▸ Task goal: Could you write out all the records once more, exactly?

▸ Exercise material:

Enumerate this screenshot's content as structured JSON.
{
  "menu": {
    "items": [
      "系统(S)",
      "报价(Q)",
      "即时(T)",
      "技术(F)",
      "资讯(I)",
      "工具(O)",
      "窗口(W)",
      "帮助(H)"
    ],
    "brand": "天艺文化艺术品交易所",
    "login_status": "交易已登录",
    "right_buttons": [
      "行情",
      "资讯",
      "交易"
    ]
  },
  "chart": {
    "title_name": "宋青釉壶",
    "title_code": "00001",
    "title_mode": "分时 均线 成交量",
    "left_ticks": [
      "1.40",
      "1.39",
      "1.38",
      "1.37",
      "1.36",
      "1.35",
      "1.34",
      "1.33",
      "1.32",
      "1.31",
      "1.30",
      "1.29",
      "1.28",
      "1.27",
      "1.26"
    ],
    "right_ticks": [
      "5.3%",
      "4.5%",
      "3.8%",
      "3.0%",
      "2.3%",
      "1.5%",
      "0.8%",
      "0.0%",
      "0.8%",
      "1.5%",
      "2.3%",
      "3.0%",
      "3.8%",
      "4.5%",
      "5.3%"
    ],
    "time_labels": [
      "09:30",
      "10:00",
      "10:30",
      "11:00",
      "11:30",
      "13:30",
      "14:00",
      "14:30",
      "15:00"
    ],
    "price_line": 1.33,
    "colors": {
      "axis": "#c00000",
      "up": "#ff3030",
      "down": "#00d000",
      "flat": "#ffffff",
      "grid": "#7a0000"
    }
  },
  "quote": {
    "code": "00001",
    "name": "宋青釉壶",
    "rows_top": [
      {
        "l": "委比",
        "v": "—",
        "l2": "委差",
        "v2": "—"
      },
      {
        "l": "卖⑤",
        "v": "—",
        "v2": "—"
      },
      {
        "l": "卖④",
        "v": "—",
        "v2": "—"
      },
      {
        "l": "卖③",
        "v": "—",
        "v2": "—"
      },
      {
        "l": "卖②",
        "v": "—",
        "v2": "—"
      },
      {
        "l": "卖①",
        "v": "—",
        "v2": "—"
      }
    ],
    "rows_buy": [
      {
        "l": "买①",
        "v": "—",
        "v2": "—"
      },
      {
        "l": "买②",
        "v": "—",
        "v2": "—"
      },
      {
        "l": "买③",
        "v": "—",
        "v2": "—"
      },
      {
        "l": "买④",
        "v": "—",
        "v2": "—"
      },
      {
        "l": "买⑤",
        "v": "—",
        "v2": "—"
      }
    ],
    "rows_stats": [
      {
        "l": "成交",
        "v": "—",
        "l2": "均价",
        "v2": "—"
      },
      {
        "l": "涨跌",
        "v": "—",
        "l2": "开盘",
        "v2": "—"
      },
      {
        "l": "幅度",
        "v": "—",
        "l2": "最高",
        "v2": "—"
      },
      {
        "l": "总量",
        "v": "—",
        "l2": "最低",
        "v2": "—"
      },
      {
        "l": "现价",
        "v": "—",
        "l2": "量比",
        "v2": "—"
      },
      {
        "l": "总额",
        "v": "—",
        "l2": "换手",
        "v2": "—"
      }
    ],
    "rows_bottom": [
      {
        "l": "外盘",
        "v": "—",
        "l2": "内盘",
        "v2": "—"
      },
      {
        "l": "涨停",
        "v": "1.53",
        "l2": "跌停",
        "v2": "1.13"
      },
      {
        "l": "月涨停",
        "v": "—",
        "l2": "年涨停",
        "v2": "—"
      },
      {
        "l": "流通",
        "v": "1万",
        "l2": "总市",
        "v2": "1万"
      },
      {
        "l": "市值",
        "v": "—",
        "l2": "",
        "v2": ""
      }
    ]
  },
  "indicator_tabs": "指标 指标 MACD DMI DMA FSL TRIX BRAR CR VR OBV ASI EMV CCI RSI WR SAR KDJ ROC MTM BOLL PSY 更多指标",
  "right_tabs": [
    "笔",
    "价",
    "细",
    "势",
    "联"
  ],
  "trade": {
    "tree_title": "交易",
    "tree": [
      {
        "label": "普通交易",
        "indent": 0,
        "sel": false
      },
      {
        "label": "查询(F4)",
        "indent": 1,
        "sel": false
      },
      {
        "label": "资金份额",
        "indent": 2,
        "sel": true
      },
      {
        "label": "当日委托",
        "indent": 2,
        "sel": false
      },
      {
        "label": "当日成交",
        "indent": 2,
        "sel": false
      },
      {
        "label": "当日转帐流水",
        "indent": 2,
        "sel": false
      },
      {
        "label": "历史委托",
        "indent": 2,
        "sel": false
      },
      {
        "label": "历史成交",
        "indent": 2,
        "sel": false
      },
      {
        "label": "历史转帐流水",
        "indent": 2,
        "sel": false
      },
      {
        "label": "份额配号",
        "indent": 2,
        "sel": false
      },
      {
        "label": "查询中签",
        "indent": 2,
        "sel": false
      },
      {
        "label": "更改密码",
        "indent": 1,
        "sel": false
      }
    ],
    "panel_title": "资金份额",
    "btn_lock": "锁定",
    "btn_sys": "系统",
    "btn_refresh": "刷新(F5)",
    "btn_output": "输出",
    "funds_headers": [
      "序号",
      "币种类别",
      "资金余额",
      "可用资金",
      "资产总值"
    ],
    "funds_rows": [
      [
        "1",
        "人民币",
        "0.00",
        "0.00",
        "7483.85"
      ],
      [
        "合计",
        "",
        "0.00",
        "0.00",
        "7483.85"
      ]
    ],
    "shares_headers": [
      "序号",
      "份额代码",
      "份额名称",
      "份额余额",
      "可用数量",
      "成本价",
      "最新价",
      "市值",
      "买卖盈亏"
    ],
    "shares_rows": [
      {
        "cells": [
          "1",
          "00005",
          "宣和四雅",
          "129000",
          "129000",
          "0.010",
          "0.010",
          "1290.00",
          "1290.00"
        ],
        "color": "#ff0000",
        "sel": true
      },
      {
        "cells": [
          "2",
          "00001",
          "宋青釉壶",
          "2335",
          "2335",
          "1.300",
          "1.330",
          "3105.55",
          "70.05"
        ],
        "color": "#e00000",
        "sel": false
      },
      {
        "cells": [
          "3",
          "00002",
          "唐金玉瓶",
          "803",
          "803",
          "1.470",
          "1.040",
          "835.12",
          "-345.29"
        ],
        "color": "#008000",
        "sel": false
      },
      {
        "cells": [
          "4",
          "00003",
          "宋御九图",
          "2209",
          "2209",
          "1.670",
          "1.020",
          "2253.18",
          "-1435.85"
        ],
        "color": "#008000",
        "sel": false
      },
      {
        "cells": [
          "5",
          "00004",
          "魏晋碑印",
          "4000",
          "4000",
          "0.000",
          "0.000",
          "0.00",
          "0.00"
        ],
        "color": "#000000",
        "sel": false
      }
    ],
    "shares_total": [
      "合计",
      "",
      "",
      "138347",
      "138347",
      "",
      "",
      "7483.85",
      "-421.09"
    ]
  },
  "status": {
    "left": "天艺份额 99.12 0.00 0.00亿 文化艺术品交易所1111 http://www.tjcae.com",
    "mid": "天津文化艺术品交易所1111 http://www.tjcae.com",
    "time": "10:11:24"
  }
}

▸ Finished exercise:
Enumerate this screenshot's content as structured JSON.
{
  "menu": {
    "items": [
      "系统(S)",
      "报价(Q)",
      "即时(T)",
      "技术(F)",
      "资讯(I)",
      "工具(O)",
      "窗口(W)",
      "帮助(H)"
    ],
    "brand": "天艺文化艺术品交易所",
    "login_status": "交易已登录",
    "right_buttons": [
      "行情",
      "资讯",
      "交易"
    ]
  },
  "chart": {
    "title_name": "宋青釉壶",
    "title_code": "00001",
    "title_mode": "分时 均线 成交量",
    "left_ticks": [
      "1.40",
      "1.39",
      "1.38",
      "1.37",
      "1.36",
      "1.35",
      "1.34",
      "1.33",
      "1.32",
      "1.31",
      "1.30",
      "1.29",
      "1.28",
      "1.27",
      "1.26"
    ],
    "right_ticks": [
      "5.3%",
      "4.5%",
      "3.8%",
      "3.0%",
      "2.3%",
      "1.5%",
      "0.8%",
      "0.0%",
      "0.8%",
      "1.5%",
      "2.3%",
      "3.0%",
      "3.8%",
      "4.5%",
      "5.3%"
    ],
    "time_labels": [
      "09:30",
      "10:00",
      "10:30",
      "11:00",
      "11:30",
      "13:30",
      "14:00",
      "14:30",
      "15:00"
    ],
    "price_line": 1.33,
    "colors": {
      "axis": "#c00000",
      "up": "#ff3030",
      "down": "#00d000",
      "flat": "#ffffff",
      "grid": "#7a0000"
    }
  },
  "quote": {
    "code": "00001",
    "name": "宋青釉壶",
    "rows_top": [
      {
        "l": "委比",
        "v": "—",
        "l2": "委差",
        "v2": "—"
      },
      {
        "l": "卖⑤",
        "v": "—",
        "v2": "—"
      },
      {
        "l": "卖④",
        "v": "—",
        "v2": "—"
      },
      {
        "l": "卖③",
        "v": "—",
        "v2": "—"
      },
      {
        "l": "卖②",
        "v": "—",
        "v2": "—"
      },
      {
        "l": "卖①",
        "v": "—",
        "v2": "—"
      }
    ],
    "rows_buy": [
      {
        "l": "买①",
        "v": "—",
        "v2": "—"
      },
      {
        "l": "买②",
        "v": "—",
        "v2": "—"
      },
      {
        "l": "买③",
        "v": "—",
        "v2": "—"
      },
      {
        "l": "买④",
        "v": "—",
        "v2": "—"
      },
      {
        "l": "买⑤",
        "v": "—",
        "v2": "—"
      }
    ],
    "rows_stats": [
      {
        "l": "成交",
        "v": "—",
        "l2": "均价",
        "v2": "—"
      },
      {
        "l": "涨跌",
        "v": "—",
        "l2": "开盘",
        "v2": "—"
      },
      {
        "l": "幅度",
        "v": "—",
        "l2": "最高",
        "v2": "—"
      },
      {
        "l": "总量",
        "v": "—",
        "l2": "最低",
        "v2": "—"
      },
      {
        "l": "现价",
        "v": "—",
        "l2": "量比",
        "v2": "—"
      },
      {
        "l": "总额",
        "v": "—",
        "l2": "换手",
        "v2": "—"
      }
    ],
    "rows_bottom": [
      {
        "l": "外盘",
        "v": "—",
        "l2": "内盘",
        "v2": "—"
      },
      {
        "l": "涨停",
        "v": "1.53",
        "l2": "跌停",
        "v2": "1.13"
      },
      {
        "l": "月涨停",
        "v": "—",
        "l2": "年涨停",
        "v2": "—"
      },
      {
        "l": "流通",
        "v": "1万",
        "l2": "总市",
        "v2": "1万"
      },
      {
        "l": "市值",
        "v": "—",
        "l2": "",
        "v2": ""
      }
    ]
  },
  "indicator_tabs": "指标 指标 MACD DMI DMA FSL TRIX BRAR CR VR OBV ASI EMV CCI RSI WR SAR KDJ ROC MTM BOLL PSY 更多指标",
  "right_tabs": [
    "笔",
    "价",
    "细",
    "势",
    "联"
  ],
  "trade": {
    "tree_title": "交易",
    "tree": [
      {
        "label": "普通交易",
        "indent": 0,
        "sel": false
      },
      {
        "label": "查询(F4)",
        "indent": 1,
        "sel": false
      },
      {
        "label": "资金份额",
        "indent": 2,
        "sel": true
      },
      {
        "label": "当日委托",
        "indent": 2,
        "sel": false
      },
      {
        "label": "当日成交",
        "indent": 2,
        "sel": false
      },
      {
        "label": "当日转帐流水",
        "indent": 2,
        "sel": false
      },
      {
        "label": "历史委托",
        "indent": 2,
        "sel": false
      },
      {
        "label": "历史成交",
        "indent": 2,
        "sel": false
      },
      {
        "label": "历史转帐流水",
        "indent": 2,
        "sel": false
      },
      {
        "label": "份额配号",
        "indent": 2,
        "sel": false
      },
      {
        "label": "查询中签",
        "indent": 2,
        "sel": false
      },
      {
        "label": "更改密码",
        "indent": 1,
        "sel": false
      }
    ],
    "panel_title": "资金份额",
    "btn_lock": "锁定",
    "btn_sys": "系统",
    "btn_refresh": "刷新(F5)",
    "btn_output": "输出",
    "funds_headers": [
      "序号",
      "币种类别",
      "资金余额",
      "可用资金",
      "资产总值"
    ],
    "funds_rows": [
      [
        "1",
        "人民币",
        "0.00",
        "0.00",
        "7483.85"
      ],
      [
        "合计",
        "",
        "0.00",
        "0.00",
        "7483.85"
      ]
    ],
    "shares_headers": [
      "序号",
      "份额代码",
      "份额名称",
      "份额余额",
      "可用数量",
      "成本价",
      "最新价",
      "市值",
      "买卖盈亏"
    ],
    "shares_rows": [
      {
        "cells": [
          "1",
          "00005",
          "宣和四雅",
          "129000",
          "129000",
          "0.010",
          "0.010",
          "1290.00",
          "1290.00"
        ],
        "color": "#ff0000",
        "sel": true
      },
      {
        "cells": [
          "2",
          "00001",
          "宋青釉壶",
          "2335",
          "2335",
          "1.300",
          "1.330",
          "3105.55",
          "70.05"
        ],
        "color": "#e00000",
        "sel": false
      },
      {
        "cells": [
          "3",
          "00002",
          "唐金玉瓶",
          "803",
          "803",
          "1.470",
          "1.040",
          "835.12",
          "-345.29"
        ],
        "color": "#008000",
        "sel": false
      },
      {
        "cells": [
          "4",
          "00003",
          "宋御九图",
          "2209",
          "2209",
          "1.670",
          "1.020",
          "2253.18",
          "-1435.85"
        ],
        "color": "#008000",
        "sel": false
      },
      {
        "cells": [
          "5",
          "00004",
          "魏晋碑印",
          "4000",
          "4000",
          "0.000",
          "0.000",
          "0.00",
          "0.00"
        ],
        "color": "#000000",
        "sel": false
      }
    ],
    "shares_total": [
      "合计",
      "",
      "",
      "138347",
      "138347",
      "",
      "",
      "7483.85",
      "-421.09"
    ]
  },
  "status": {
    "left": "天艺份额 99.12 0.00 0.00亿 文化艺术品交易所1111 http://www.tjcae.com",
    "mid": "天津文化艺术品交易所1111 http://www.tjcae.com",
    "time": "10:11:24"
  }
}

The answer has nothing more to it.